The 16th summit of the NAM member states will be held in Tehran August 26-31. Iran will receive the rotating presidency of the movement from Egypt for three years during the Tehran summit. NAM comprises some 120 member states and 17 observer countries. It represents nearly two-thirds of the UN members.
The Non-Aligned Movement is the largest grouping of countries outside of the United Nations, aimed at giving a voice to the developing world. The organization was founded in the former Yugoslavia in 1955. NAM's 118 member states represent around 56 percent of the world population. The movement has also 17 observer members. The purpose of the organization as stated in the Havana Declaration of 1979 is to ensure 'the national independence, sovereignty, territorial integrity and security of non-aligned countries.”
According to the IRNA dispatched presidential affairs reporter, Ahmadinejad who was in Rio de Janeiro for three days to participate at the Rio+20 United Nations Conference on Sustainable Development, participated by presidents and prime ministers from 120 countries around the globe and the UN secretary general left Brazil for Venezuela in third leg of his Latin American tour.
The Iranian president gave an address on the first day of the UN sponsored conference in which he proposed ideas for a new world order, including participation of entire world nations and those governments which are the representatives of their people in world management.

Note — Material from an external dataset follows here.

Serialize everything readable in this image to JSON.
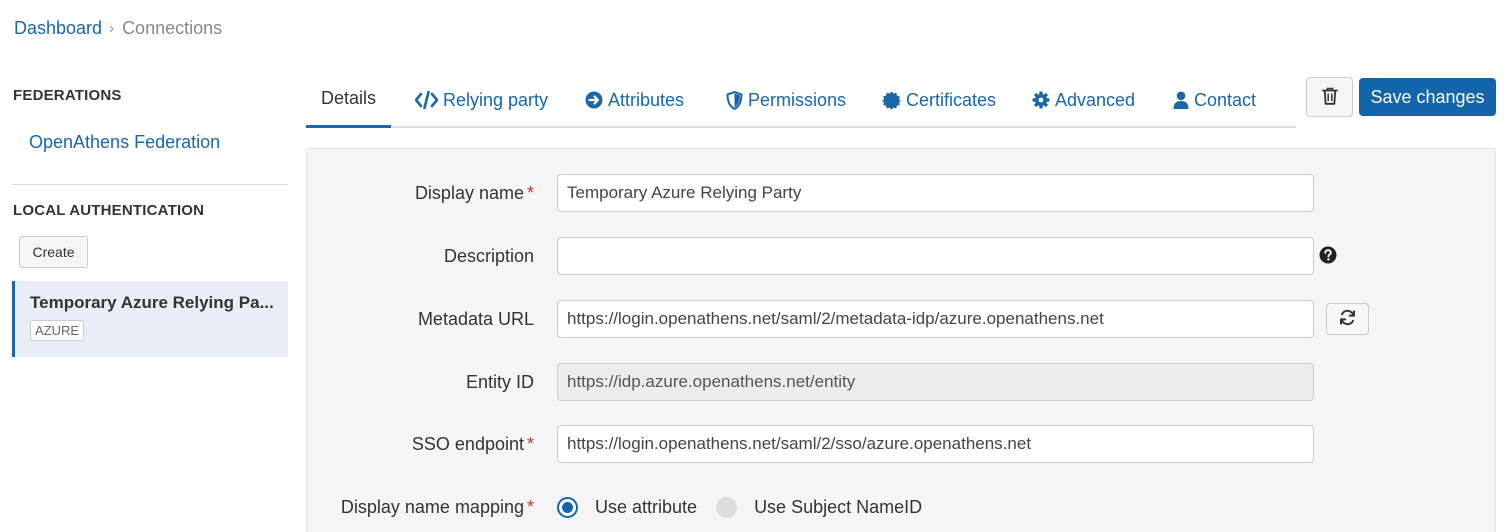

He also had a meeting with the Brazilian elites, a meeting with the UN Secretary General Ban Ki-moon, and another meeting with the former Brazilian president Lula da Silva on the sidelines of the conference.
President Ahmadinejad’s first destination in Latin America was Bolivia where he met and conferred with his Bolivian counterpart President Juan Evo Morales Amya, where the two heads of states signed an agreement for training of the Bolivian police forces by Iranian officers.
In Venezuela President Ahmadinejad is scheduled to meet his close friend, President Hugo Chavez, where the two presidents would in addition to the two countries’ relations discuss and exchange ideas on the regional and international issues.